Five of us were involved in devising a short original play called Your Happy Place for our Drama GCSE. We had to choose a stimulus and my group chose this quote from Maya Angelou: 'There’s no greater agony than bearing an untold story inside of you'.
Why did you choose that subject matter?
We felt this quote offered us lots of scope. We knew we wanted to explore mental health as so many people struggle with a mental illness, but you don’t know their story from looking at them.
Once we’d got the quote we did lots of research - we looked at eating disorders and body issues and also at psychiatric conditions like schizophrenia and bipolar disease. We watched TV programmes to understand people’s experience and also to look for dramatic possibilities.
Do you think you learned about mental health through creating a drama?
Doing the research gave us a much better perspective on people with mental health problems. We understood better that people are often trying to stop themselves from behaving in odd ways.
We also used our own experiences but you have to be careful as sometimes people in your group get emotional about certain memories. Sometimes people got emotional just about our subject matter - even though they hadn’t experienced it themselves!

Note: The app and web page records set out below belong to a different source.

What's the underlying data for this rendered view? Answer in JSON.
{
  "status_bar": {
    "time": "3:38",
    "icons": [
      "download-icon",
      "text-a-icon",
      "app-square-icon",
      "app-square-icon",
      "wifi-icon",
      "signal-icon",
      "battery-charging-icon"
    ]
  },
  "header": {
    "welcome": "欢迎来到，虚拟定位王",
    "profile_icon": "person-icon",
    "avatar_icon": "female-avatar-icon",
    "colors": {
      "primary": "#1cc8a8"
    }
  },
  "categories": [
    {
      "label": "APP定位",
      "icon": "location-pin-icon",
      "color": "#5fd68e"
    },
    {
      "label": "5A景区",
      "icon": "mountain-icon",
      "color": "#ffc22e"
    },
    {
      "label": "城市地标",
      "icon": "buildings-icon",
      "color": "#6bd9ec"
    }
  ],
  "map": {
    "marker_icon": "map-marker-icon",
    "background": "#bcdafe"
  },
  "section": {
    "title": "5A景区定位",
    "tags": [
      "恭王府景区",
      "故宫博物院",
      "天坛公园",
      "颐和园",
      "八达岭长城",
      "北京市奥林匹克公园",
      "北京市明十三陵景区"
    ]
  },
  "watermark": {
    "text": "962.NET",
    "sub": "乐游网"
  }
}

We came up with the story of Clare who is schizophrenic and has experienced two traumatic events, one of which was the loss of her daughter. Perhaps her illness was triggered by these events. Our play showed how she tried hard to deal with her loss but finally she commits suicide in her desperation to find some relief.
We developed the plot first, then fitted our actors to the characters. The story changed when got into rehearsal - originally Clare’s husband had another relationship and a new family but we decided that was too conventional. It was more moving to show a relationship which held together but was worn down by Clare’s deteriorating mental health.

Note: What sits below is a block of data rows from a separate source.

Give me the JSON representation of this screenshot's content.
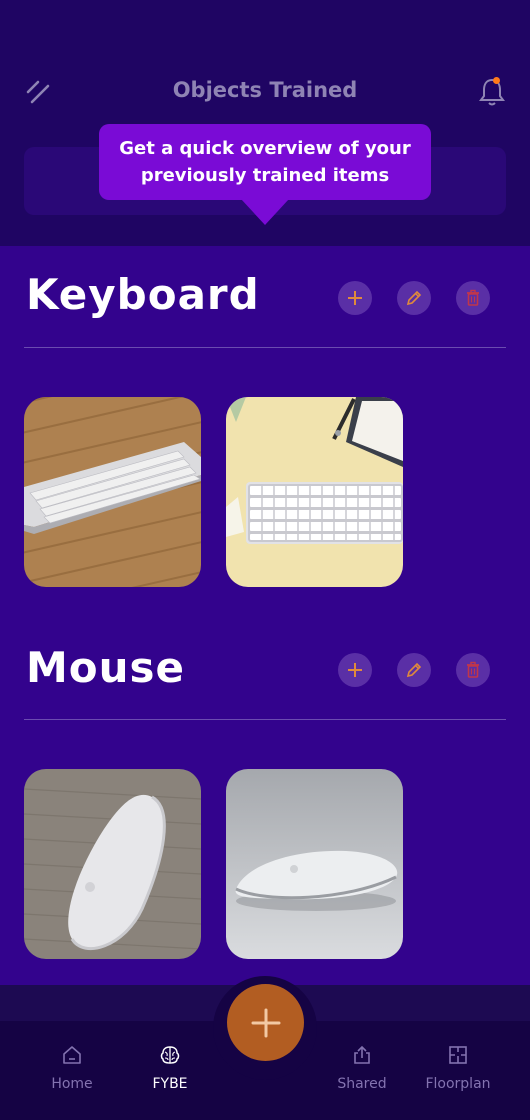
{
  "header": {
    "title": "Objects Trained",
    "menu_icon": "diagonal-lines-icon",
    "notification_icon": "bell-icon"
  },
  "tooltip": {
    "line1": "Get a quick overview of your",
    "line2": "previously trained items"
  },
  "sections": [
    {
      "title": "Keyboard",
      "actions": [
        "add-icon",
        "edit-pencil-icon",
        "delete-trash-icon"
      ],
      "images": [
        "keyboard-on-wooden-desk",
        "keyboard-on-yellow-desk"
      ]
    },
    {
      "title": "Mouse",
      "actions": [
        "add-icon",
        "edit-pencil-icon",
        "delete-trash-icon"
      ],
      "images": [
        "mouse-on-wood-texture",
        "mouse-on-grey-background"
      ]
    }
  ],
  "nav": {
    "items": [
      {
        "label": "Home",
        "icon": "home-icon",
        "active": false
      },
      {
        "label": "FYBE",
        "icon": "brain-icon",
        "active": true
      },
      {
        "label": "Shared",
        "icon": "share-icon",
        "active": false
      },
      {
        "label": "Floorplan",
        "icon": "floorplan-icon",
        "active": false
      }
    ],
    "fab_icon": "plus-icon"
  },
  "colors": {
    "background": "#33038d",
    "tooltip": "#7a0bd6",
    "accent": "#b25d22",
    "icon_orange": "#e08a3c",
    "icon_red": "#c0364a"
  }
}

What did you learn through the process of making drama?
I was the director and I tried to push people out of their comfort zone to get good performances. In the end I also played Clare and that was demanding as she was so unhappy. I had to find some emotional range to show how she deteriorates to the point of the suicide. I had to learn to cry on stage and also how to hold something back so the audience doesn’t get emotionally drained too soon.

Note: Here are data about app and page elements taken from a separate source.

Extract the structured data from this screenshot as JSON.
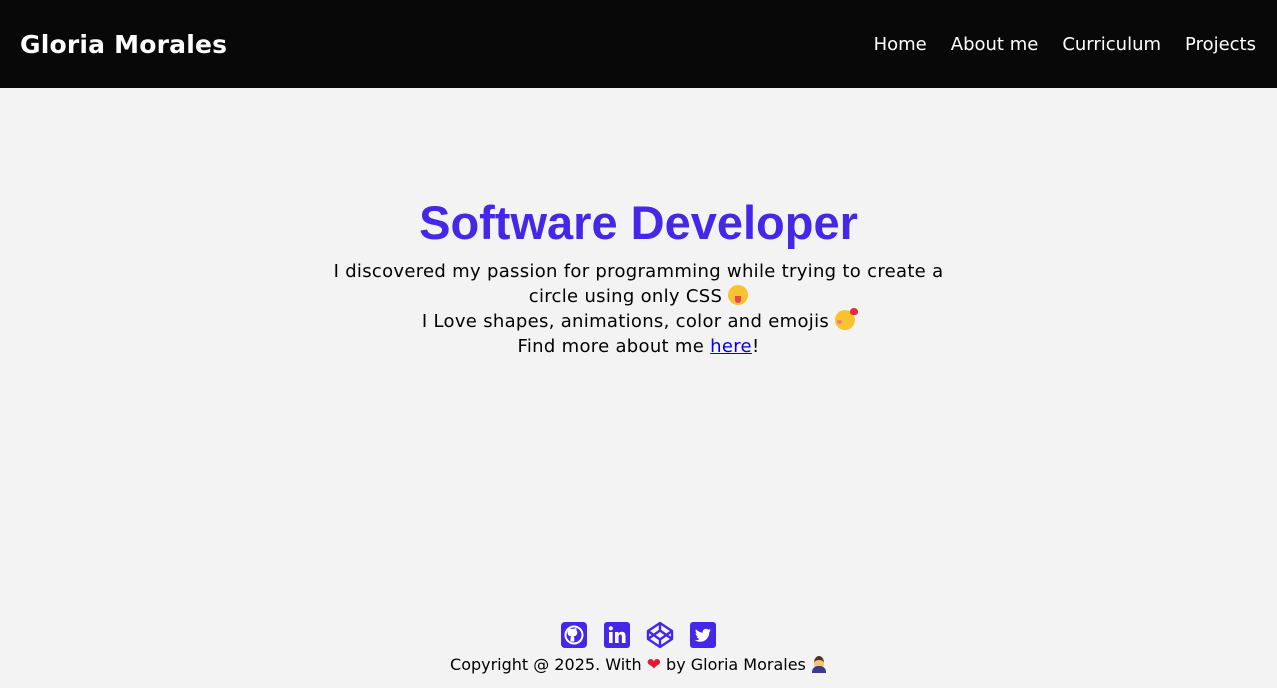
{
  "header": {
    "brand": "Gloria Morales",
    "nav": [
      {
        "label": "Home"
      },
      {
        "label": "About me"
      },
      {
        "label": "Curriculum"
      },
      {
        "label": "Projects"
      }
    ]
  },
  "hero": {
    "title": "Software Developer",
    "line1": "I discovered my passion for programming while trying to create a circle using only CSS",
    "line2": "I Love shapes, animations, color and emojis",
    "line3_prefix": "Find more about me ",
    "line3_link": "here",
    "line3_suffix": "!"
  },
  "footer": {
    "socials": [
      {
        "icon": "github-icon"
      },
      {
        "icon": "linkedin-icon"
      },
      {
        "icon": "codepen-icon"
      },
      {
        "icon": "twitter-icon"
      }
    ],
    "copyright_prefix": "Copyright @ 2025. With",
    "heart": "❤",
    "copyright_suffix": "by Gloria Morales"
  },
  "colors": {
    "accent": "#4527e8",
    "navbar": "#080808",
    "background": "#f3f3f3",
    "link": "#0000ee"
  }
}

We also made a video to tell an early part of the story which adds a dimension for the audience and shows that your actors can act on film as well as live.
Do you thing you gained any other skills?
I definitely learned leadership skills. I was working with a new group who were unfamiliar with each other and I needed to make sure we explored the subject sensitively, so I learned how to read emotions and deal with emotional reactions. I also had to juggle people’s personalities and temperament and help girls to play men. I organised the research so we didn’t waste time and I got everyone to contribute ideas to the devising, like staging, movement and songs, and to help gather the props. We used a WhatsApp group to keep us organised.
The hardest thing was taking charge as people can resent you or blame you. I needed to take decisions when the group couldn't decide.
I also learned my own limits - how far I could take something and how to keep an idea fresh.
How did the audience react to the final piece?
My mum was shocked at how daring the piece was and how it tackled a mental health condition so directly! Overall we got feedback that we managed the emotional journey well and that we showed good ensemble playing, everybody had a moment. People suggested we could have created a bit more light relief or happy moments to reduce the tension! It was exhausting to perform and probably also to watch.
What are your own plans for the future?
I’m looking at my A-level subjects and may choose drama alongside sciences which are my main interest. I think drama is very helpful at GCSE level. It gets you to manage tasks and work to deadlines. It’s a good subject for all students to take part in - expressing how you feel, telling stories. It also helps with public speaking and builds your confidence, especially if you’re shy. Not being yourself enables you to speak out. I’d recommend it to anyone!
This project was for GCSE so hopefully you’ll get a qualification! You’ve also achieved three Arts Awards – well done! Have you tried any graded drama exams?
I have done Speech & Drama exams, where you choose a poem or monologue to perform for an examiner and talk about a play. That helps you to remember lines and you develop techniques like breathing, delivery breaks and addressing the audience, and these skills definitely helped me with my Drama GCSE.
Does Jess's journey remind you of your students' progress? Drama teachers know just how important their subject is to young people, but so often it is hard to raise the prominence of drama within schools. If you would like some help with showing the value of drama, take a look at our new resource highlighting how heads of department have succeed in getting more recognition for drama.